Data records
▬▬▬

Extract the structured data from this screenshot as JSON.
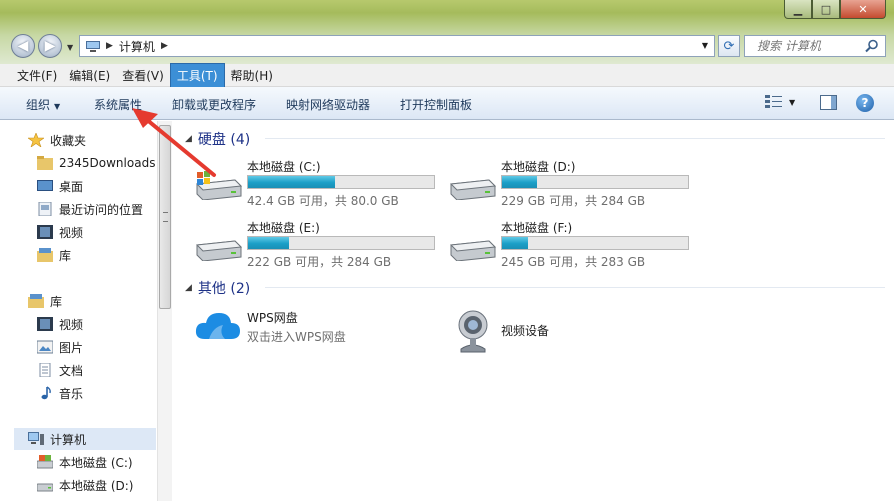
{
  "window": {
    "controls": {
      "minimize": "▁",
      "maximize": "□",
      "close": "✕"
    }
  },
  "address": {
    "crumb": "计算机",
    "search_placeholder": "搜索 计算机"
  },
  "menubar": [
    {
      "label": "文件(F)"
    },
    {
      "label": "编辑(E)"
    },
    {
      "label": "查看(V)"
    },
    {
      "label": "工具(T)",
      "active": true
    },
    {
      "label": "帮助(H)"
    }
  ],
  "toolbar": {
    "organize": "组织",
    "system_properties": "系统属性",
    "uninstall": "卸载或更改程序",
    "map_drive": "映射网络驱动器",
    "control_panel": "打开控制面板"
  },
  "navpane": {
    "favorites": "收藏夹",
    "fav_items": [
      "2345Downloads",
      "桌面",
      "最近访问的位置",
      "视频",
      "库"
    ],
    "libraries": "库",
    "lib_items": [
      "视频",
      "图片",
      "文档",
      "音乐"
    ],
    "computer": "计算机",
    "comp_items": [
      "本地磁盘 (C:)",
      "本地磁盘 (D:)"
    ]
  },
  "content": {
    "hdd_group": "硬盘 (4)",
    "other_group": "其他 (2)",
    "drives": [
      {
        "name": "本地磁盘 (C:)",
        "free": "42.4 GB 可用，共 80.0 GB",
        "used_fraction": 0.47
      },
      {
        "name": "本地磁盘 (D:)",
        "free": "229 GB 可用，共 284 GB",
        "used_fraction": 0.19
      },
      {
        "name": "本地磁盘 (E:)",
        "free": "222 GB 可用，共 284 GB",
        "used_fraction": 0.22
      },
      {
        "name": "本地磁盘 (F:)",
        "free": "245 GB 可用，共 283 GB",
        "used_fraction": 0.14
      }
    ],
    "others": [
      {
        "name": "WPS网盘",
        "desc": "双击进入WPS网盘",
        "icon": "cloud-icon"
      },
      {
        "name": "视频设备",
        "desc": "",
        "icon": "webcam-icon"
      }
    ]
  },
  "colors": {
    "accent": "#3c8fd6",
    "bar": "#1b9fc7",
    "annotation_arrow": "#e53a2f"
  }
}
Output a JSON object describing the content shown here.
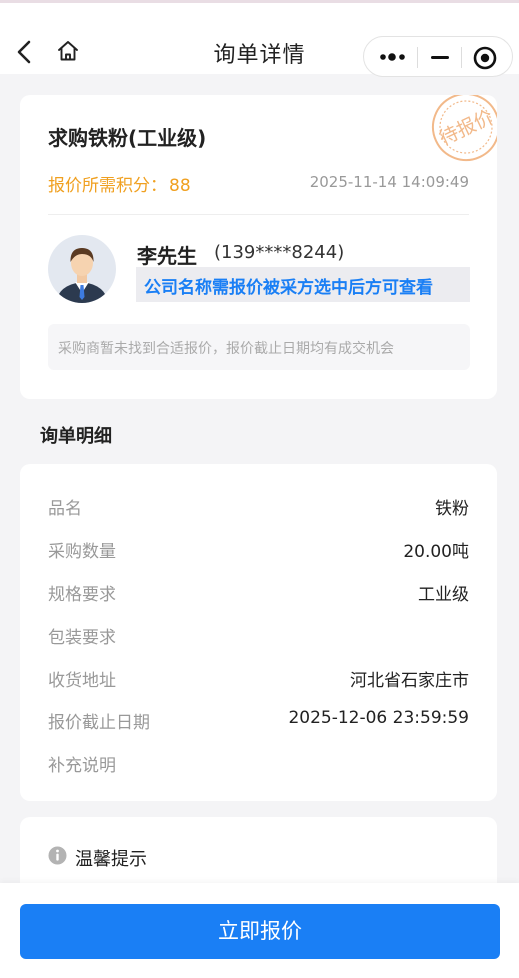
{
  "nav": {
    "title": "询单详情",
    "icons": [
      "chevron-left-icon",
      "home-icon",
      "more-dots-icon",
      "minimize-icon",
      "close-target-icon"
    ]
  },
  "inquiry": {
    "title": "求购铁粉(工业级)",
    "points_label": "报价所需积分：",
    "points_value": "88",
    "time": "2025-11-14 14:09:49",
    "stamp_text": "待报价",
    "buyer_name": "李先生",
    "buyer_phone": "(139****8244)",
    "company_hint": "公司名称需报价被采方选中后方可查看",
    "notice": "采购商暂未找到合适报价，报价截止日期均有成交机会"
  },
  "detail": {
    "section_title": "询单明细",
    "rows": [
      {
        "label": "品名",
        "value": "铁粉"
      },
      {
        "label": "采购数量",
        "value": "20.00吨"
      },
      {
        "label": "规格要求",
        "value": "工业级"
      },
      {
        "label": "包装要求",
        "value": ""
      },
      {
        "label": "收货地址",
        "value": "河北省石家庄市"
      },
      {
        "label": "报价截止日期",
        "value": "2025-12-06 23:59:59"
      },
      {
        "label": "补充说明",
        "value": ""
      }
    ]
  },
  "tips": {
    "title": "温馨提示"
  },
  "footer": {
    "quote_button": "立即报价"
  },
  "colors": {
    "accent": "#1a7ff5",
    "points": "#f0a020",
    "stamp": "#f2b98a"
  }
}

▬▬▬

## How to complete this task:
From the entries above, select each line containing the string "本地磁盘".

## Output below:
      "本地磁盘 (C:)",
      "本地磁盘 (D:)"
        "name": "本地磁盘 (C:)",
        "name": "本地磁盘 (D:)",
        "name": "本地磁盘 (E:)",
        "name": "本地磁盘 (F:)",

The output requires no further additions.